Excerpts from an interface dataset:
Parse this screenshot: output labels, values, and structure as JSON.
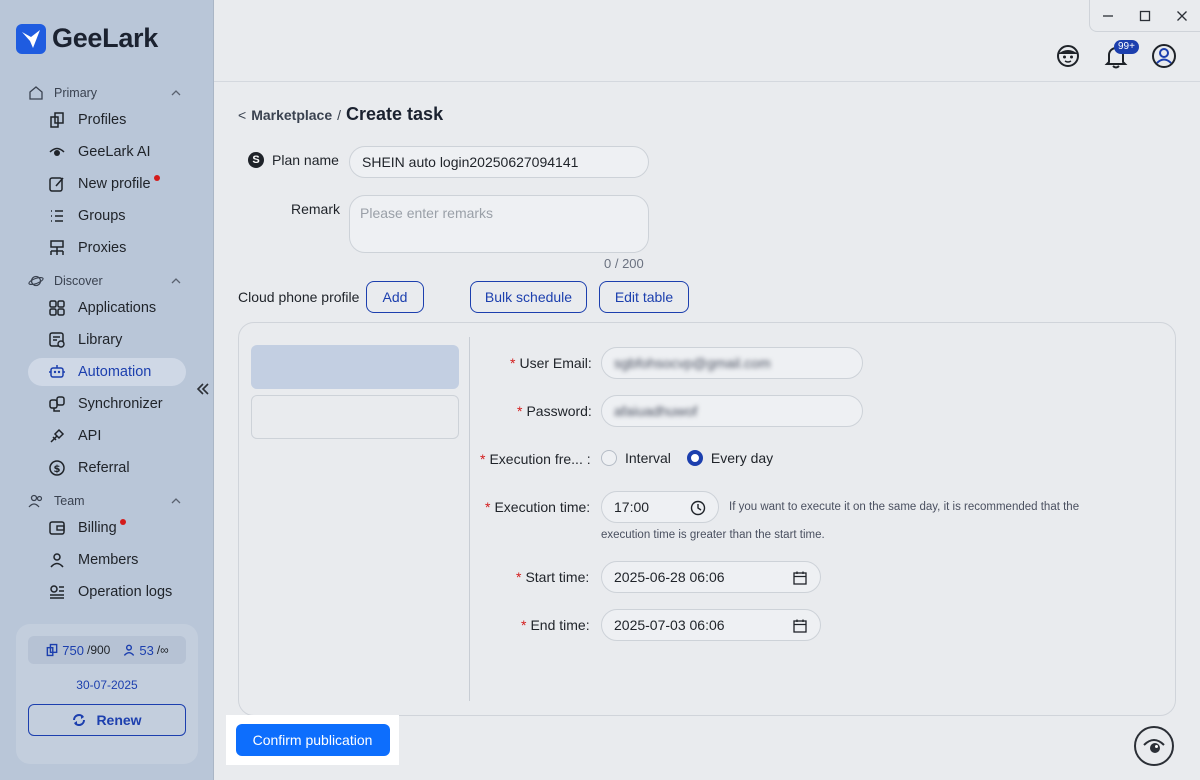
{
  "app": {
    "brand": "GeeLark"
  },
  "colors": {
    "accent": "#1c3fae",
    "primary_button": "#0d6efd",
    "sidebar_bg": "#b9c6d8",
    "required": "#d41b1b"
  },
  "sidebar": {
    "sections": [
      {
        "label": "Primary",
        "icon": "home-icon",
        "items": [
          {
            "label": "Profiles",
            "icon": "profiles-icon"
          },
          {
            "label": "GeeLark AI",
            "icon": "ai-eye-icon"
          },
          {
            "label": "New profile",
            "icon": "edit-icon",
            "dot": true
          },
          {
            "label": "Groups",
            "icon": "list-icon"
          },
          {
            "label": "Proxies",
            "icon": "network-icon"
          }
        ]
      },
      {
        "label": "Discover",
        "icon": "planet-icon",
        "items": [
          {
            "label": "Applications",
            "icon": "grid-icon"
          },
          {
            "label": "Library",
            "icon": "library-icon"
          },
          {
            "label": "Automation",
            "icon": "robot-icon",
            "active": true
          },
          {
            "label": "Synchronizer",
            "icon": "sync-icon"
          },
          {
            "label": "API",
            "icon": "api-icon"
          },
          {
            "label": "Referral",
            "icon": "dollar-icon"
          }
        ]
      },
      {
        "label": "Team",
        "icon": "team-icon",
        "items": [
          {
            "label": "Billing",
            "icon": "wallet-icon",
            "dot": true
          },
          {
            "label": "Members",
            "icon": "user-icon"
          },
          {
            "label": "Operation logs",
            "icon": "logs-icon"
          }
        ]
      }
    ],
    "quota": {
      "profiles_used": "750",
      "profiles_total": "/900",
      "members_used": "53",
      "members_total": "/∞",
      "expiry": "30-07-2025",
      "renew_label": "Renew"
    }
  },
  "topbar": {
    "notification_badge": "99+"
  },
  "breadcrumb": {
    "back": "<",
    "parent": "Marketplace",
    "separator": "/",
    "current": "Create task"
  },
  "form": {
    "plan_name_icon": "S",
    "plan_name_label": "Plan name",
    "plan_name_value": "SHEIN auto login20250627094141",
    "remark_label": "Remark",
    "remark_placeholder": "Please enter remarks",
    "remark_counter": "0 / 200",
    "cloud_phone_label": "Cloud phone profile",
    "add_label": "Add",
    "bulk_schedule_label": "Bulk schedule",
    "edit_table_label": "Edit table"
  },
  "task_fields": {
    "user_email_label": "User Email",
    "user_email_value": "sgbfohsocvp@gmail.com",
    "password_label": "Password",
    "password_value": "afaiuadhuwof",
    "exec_freq_label": "Execution fre...",
    "interval_label": "Interval",
    "every_day_label": "Every day",
    "selected_freq": "Every day",
    "exec_time_label": "Execution time",
    "exec_time_value": "17:00",
    "exec_time_hint_1": "If you want to execute it on the same day, it is recommended that the",
    "exec_time_hint_2": "execution time is greater than the start time.",
    "start_time_label": "Start time",
    "start_time_value": "2025-06-28 06:06",
    "end_time_label": "End time",
    "end_time_value": "2025-07-03 06:06",
    "colon": ":",
    "required_mark": "*"
  },
  "footer": {
    "confirm_label": "Confirm publication"
  }
}
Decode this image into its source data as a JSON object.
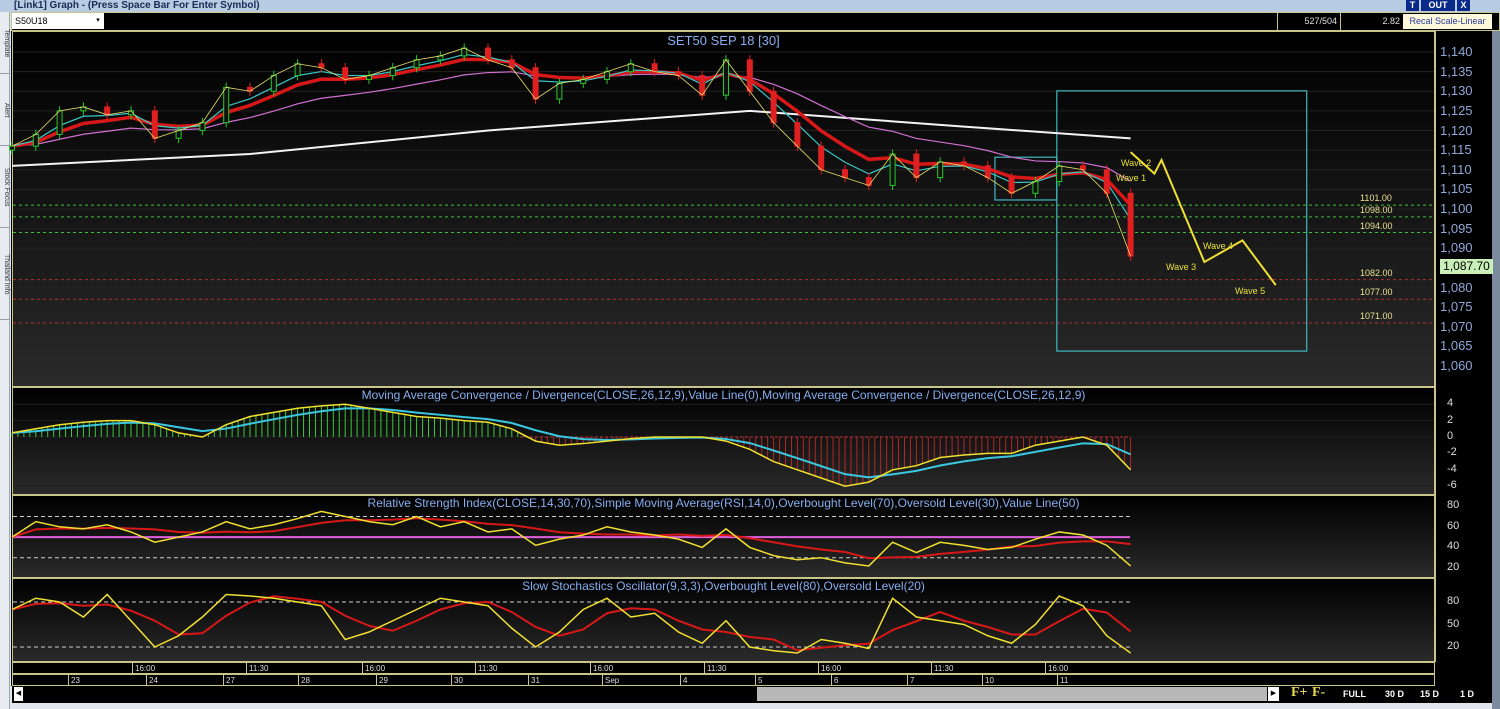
{
  "window": {
    "title": "[Link1] Graph  - (Press Space Bar For Enter Symbol)",
    "buttons": [
      "T",
      "OUT",
      "X"
    ]
  },
  "sidebar": {
    "tabs": [
      "Template",
      "Alert",
      "Stock Focus",
      "Thailand Info"
    ]
  },
  "toolbar": {
    "symbol": "S50U18",
    "counter": "527/504",
    "value": "2.82",
    "recal_label": "Recal Scale-Linear"
  },
  "main": {
    "title": "SET50 SEP 18   [30]",
    "last_price": "1,087.70",
    "price_ticks": [
      "1,140",
      "1,135",
      "1,130",
      "1,125",
      "1,120",
      "1,115",
      "1,110",
      "1,105",
      "1,100",
      "1,095",
      "1,090",
      "1,080",
      "1,075",
      "1,070",
      "1,065",
      "1,060"
    ],
    "levels": [
      {
        "label": "1101.00",
        "value": 1101,
        "color": "#3fbf3f"
      },
      {
        "label": "1098.00",
        "value": 1098,
        "color": "#3fbf3f"
      },
      {
        "label": "1094.00",
        "value": 1094,
        "color": "#3fbf3f"
      },
      {
        "label": "1082.00",
        "value": 1082,
        "color": "#b03030"
      },
      {
        "label": "1077.00",
        "value": 1077,
        "color": "#b03030"
      },
      {
        "label": "1071.00",
        "value": 1071,
        "color": "#b03030"
      }
    ],
    "waves": [
      "Wave 1",
      "Wave 2",
      "Wave 3",
      "Wave 4",
      "Wave 5"
    ]
  },
  "macd": {
    "title": "Moving Average Convergence / Divergence(CLOSE,26,12,9),Value Line(0),Moving Average Convergence / Divergence(CLOSE,26,12,9)",
    "ticks": [
      "4",
      "2",
      "0",
      "-2",
      "-4",
      "-6"
    ]
  },
  "rsi": {
    "title": "Relative Strength Index(CLOSE,14,30,70),Simple Moving Average(RSI,14,0),Overbought Level(70),Oversold Level(30),Value Line(50)",
    "ticks": [
      "80",
      "60",
      "40",
      "20"
    ]
  },
  "stoch": {
    "title": "Slow Stochastics Oscillator(9,3,3),Overbought Level(80),Oversold Level(20)",
    "ticks": [
      "80",
      "50",
      "20"
    ]
  },
  "time_axis": {
    "times": [
      "16:00",
      "11:30",
      "16:00",
      "11:30",
      "16:00",
      "11:30",
      "16:00",
      "11:30",
      "16:00"
    ],
    "dates": [
      "23",
      "24",
      "27",
      "28",
      "29",
      "30",
      "31",
      "Sep",
      "4",
      "5",
      "6",
      "7",
      "10",
      "11"
    ]
  },
  "footer": {
    "f_plus": "F+",
    "f_minus": "F-",
    "ranges": [
      "FULL",
      "30 D",
      "15 D",
      "1 D"
    ]
  },
  "chart_data": {
    "type": "line",
    "title": "SET50 SEP 18 [30]",
    "ylim": [
      1058,
      1142
    ],
    "close": [
      1116,
      1119,
      1125,
      1126,
      1124,
      1125,
      1118,
      1120,
      1122,
      1131,
      1130,
      1134,
      1137,
      1136,
      1133,
      1134,
      1136,
      1138,
      1139,
      1141,
      1138,
      1136,
      1128,
      1132,
      1133,
      1135,
      1137,
      1135,
      1134,
      1129,
      1138,
      1130,
      1122,
      1116,
      1110,
      1108,
      1106,
      1114,
      1108,
      1112,
      1111,
      1108,
      1104,
      1107,
      1111,
      1110,
      1104,
      1088
    ],
    "ma_long": [
      [
        0,
        1111
      ],
      [
        10,
        1114
      ],
      [
        20,
        1120
      ],
      [
        31,
        1125
      ],
      [
        40,
        1121
      ],
      [
        47,
        1118
      ]
    ],
    "wave_projection": [
      [
        47,
        1114.5
      ],
      [
        48,
        1109
      ],
      [
        48.3,
        1112.5
      ],
      [
        50.1,
        1086.5
      ],
      [
        51.7,
        1092
      ],
      [
        53.1,
        1080.6
      ]
    ],
    "boxes": [
      {
        "from": 43.9,
        "to": 54.4,
        "high": 1130.1,
        "low": 1063.8
      },
      {
        "from": 41.3,
        "to": 43.9,
        "high": 1113.2,
        "low": 1102.3
      }
    ],
    "macd": [
      0.5,
      1,
      1.5,
      1.8,
      2,
      2,
      1.5,
      0.5,
      0,
      1.5,
      2.5,
      3,
      3.5,
      3.8,
      4,
      3.5,
      3,
      2.5,
      2.3,
      2,
      1.8,
      1,
      -0.5,
      -1,
      -0.8,
      -0.5,
      -0.2,
      0,
      0,
      0,
      -0.5,
      -1.5,
      -3,
      -4,
      -5,
      -6,
      -5.5,
      -4,
      -3.5,
      -2.5,
      -2.2,
      -2,
      -2,
      -1,
      -0.5,
      0,
      -1,
      -4
    ],
    "macd_ylim": [
      -7,
      5.5
    ],
    "rsi": [
      50,
      65,
      60,
      58,
      62,
      55,
      45,
      50,
      55,
      65,
      58,
      62,
      68,
      75,
      70,
      65,
      62,
      70,
      60,
      65,
      55,
      58,
      42,
      48,
      52,
      60,
      55,
      52,
      48,
      40,
      58,
      40,
      32,
      28,
      30,
      25,
      22,
      45,
      35,
      45,
      42,
      38,
      40,
      48,
      55,
      52,
      42,
      22
    ],
    "stoch": [
      70,
      85,
      80,
      60,
      90,
      55,
      20,
      35,
      60,
      90,
      88,
      85,
      80,
      75,
      30,
      40,
      55,
      70,
      85,
      80,
      75,
      45,
      20,
      40,
      70,
      85,
      60,
      65,
      40,
      25,
      55,
      20,
      15,
      12,
      30,
      25,
      18,
      85,
      60,
      55,
      50,
      35,
      25,
      50,
      88,
      75,
      35,
      12
    ]
  }
}
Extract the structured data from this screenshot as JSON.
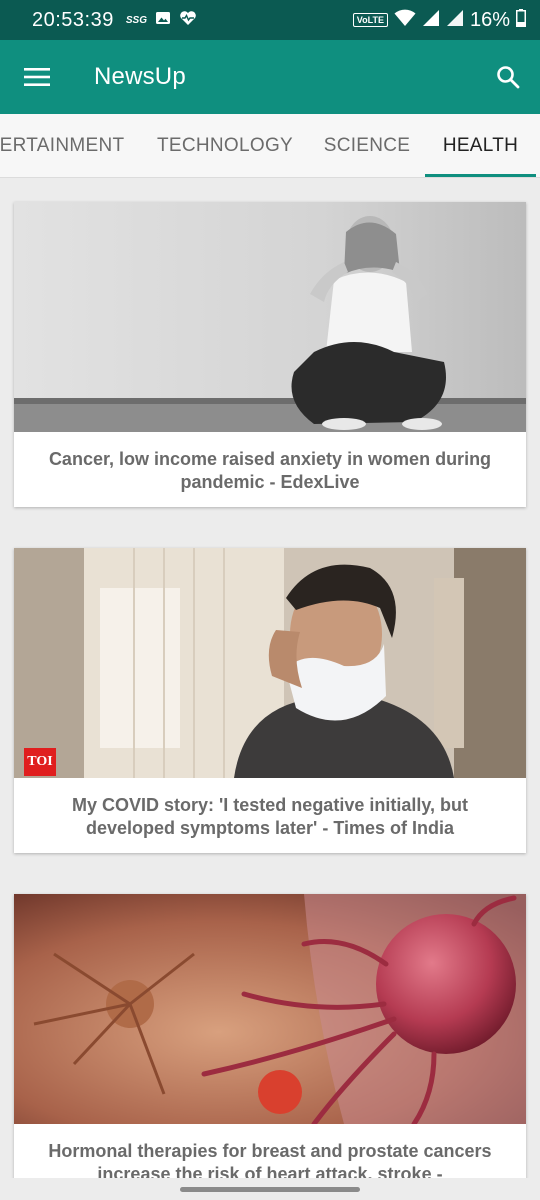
{
  "status_bar": {
    "time": "20:53:39",
    "ssg": "SSG",
    "volte": "VoLTE",
    "battery": "16%"
  },
  "app_bar": {
    "title": "NewsUp",
    "menu_icon": "hamburger-menu-icon",
    "search_icon": "search-icon"
  },
  "tabs": [
    {
      "label": "ERTAINMENT"
    },
    {
      "label": "TECHNOLOGY"
    },
    {
      "label": "SCIENCE"
    },
    {
      "label": "HEALTH",
      "active": true
    }
  ],
  "articles": [
    {
      "title": "Cancer, low income raised anxiety in women during pandemic - EdexLive"
    },
    {
      "title": "My COVID story: 'I tested negative initially, but developed symptoms later' - Times of India",
      "badge": "TOI"
    },
    {
      "title": "Hormonal therapies for breast and prostate cancers increase the risk of heart attack, stroke -"
    }
  ],
  "colors": {
    "status_bar": "#0b5a52",
    "primary": "#0f8f7f",
    "tab_indicator": "#0f8f7f"
  }
}
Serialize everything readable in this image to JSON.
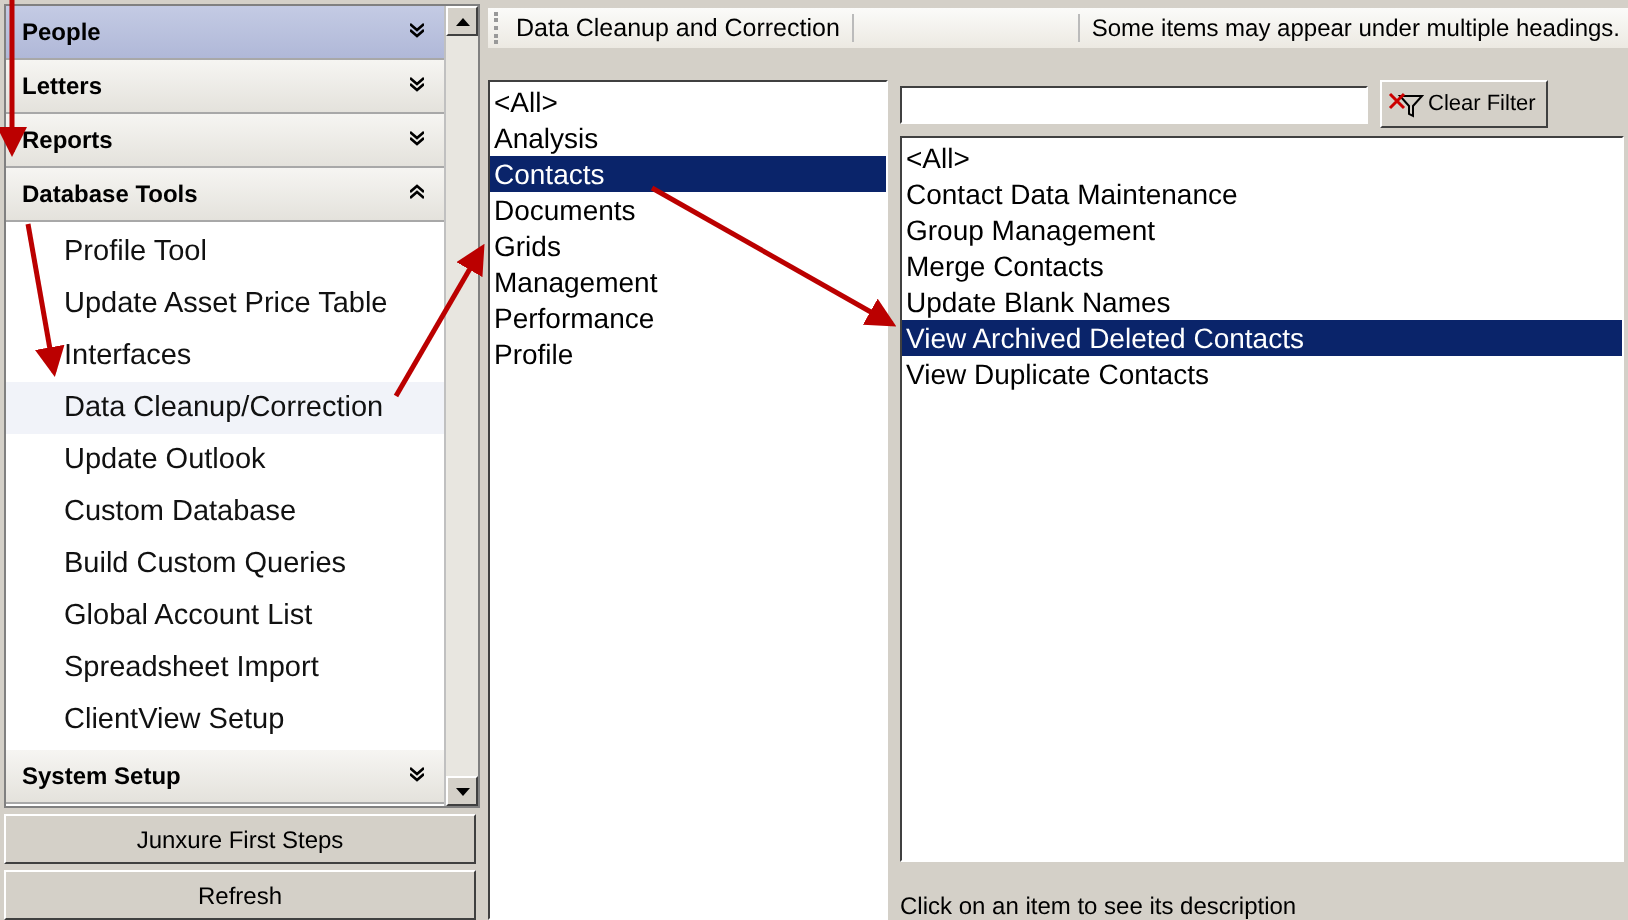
{
  "sidebar": {
    "sections": [
      {
        "title": "People",
        "selected": true,
        "expanded": false
      },
      {
        "title": "Letters",
        "selected": false,
        "expanded": false
      },
      {
        "title": "Reports",
        "selected": false,
        "expanded": false
      },
      {
        "title": "Database Tools",
        "selected": false,
        "expanded": true,
        "items": [
          {
            "label": "Profile Tool",
            "selected": false
          },
          {
            "label": "Update Asset Price Table",
            "selected": false
          },
          {
            "label": "Interfaces",
            "selected": false
          },
          {
            "label": "Data Cleanup/Correction",
            "selected": true
          },
          {
            "label": "Update Outlook",
            "selected": false
          },
          {
            "label": "Custom Database",
            "selected": false
          },
          {
            "label": "Build Custom Queries",
            "selected": false
          },
          {
            "label": "Global Account List",
            "selected": false
          },
          {
            "label": "Spreadsheet Import",
            "selected": false
          },
          {
            "label": "ClientView Setup",
            "selected": false
          }
        ]
      },
      {
        "title": "System Setup",
        "selected": false,
        "expanded": false
      }
    ],
    "buttons": [
      "Junxure First Steps",
      "Refresh"
    ]
  },
  "toolbar": {
    "title": "Data Cleanup and Correction",
    "note": "Some items may appear under multiple headings."
  },
  "categories": [
    {
      "label": "<All>",
      "selected": false
    },
    {
      "label": "Analysis",
      "selected": false
    },
    {
      "label": "Contacts",
      "selected": true
    },
    {
      "label": "Documents",
      "selected": false
    },
    {
      "label": "Grids",
      "selected": false
    },
    {
      "label": "Management",
      "selected": false
    },
    {
      "label": "Performance",
      "selected": false
    },
    {
      "label": "Profile",
      "selected": false
    }
  ],
  "filter": {
    "clear_button": "Clear Filter"
  },
  "tools": [
    {
      "label": "<All>",
      "selected": false
    },
    {
      "label": "Contact Data Maintenance",
      "selected": false
    },
    {
      "label": "Group Management",
      "selected": false
    },
    {
      "label": "Merge Contacts",
      "selected": false
    },
    {
      "label": "Update Blank Names",
      "selected": false
    },
    {
      "label": "View Archived Deleted Contacts",
      "selected": true
    },
    {
      "label": "View Duplicate Contacts",
      "selected": false
    }
  ],
  "description": "Click on an item to see its description"
}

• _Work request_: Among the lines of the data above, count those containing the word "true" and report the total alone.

• _Solution to this task_: 9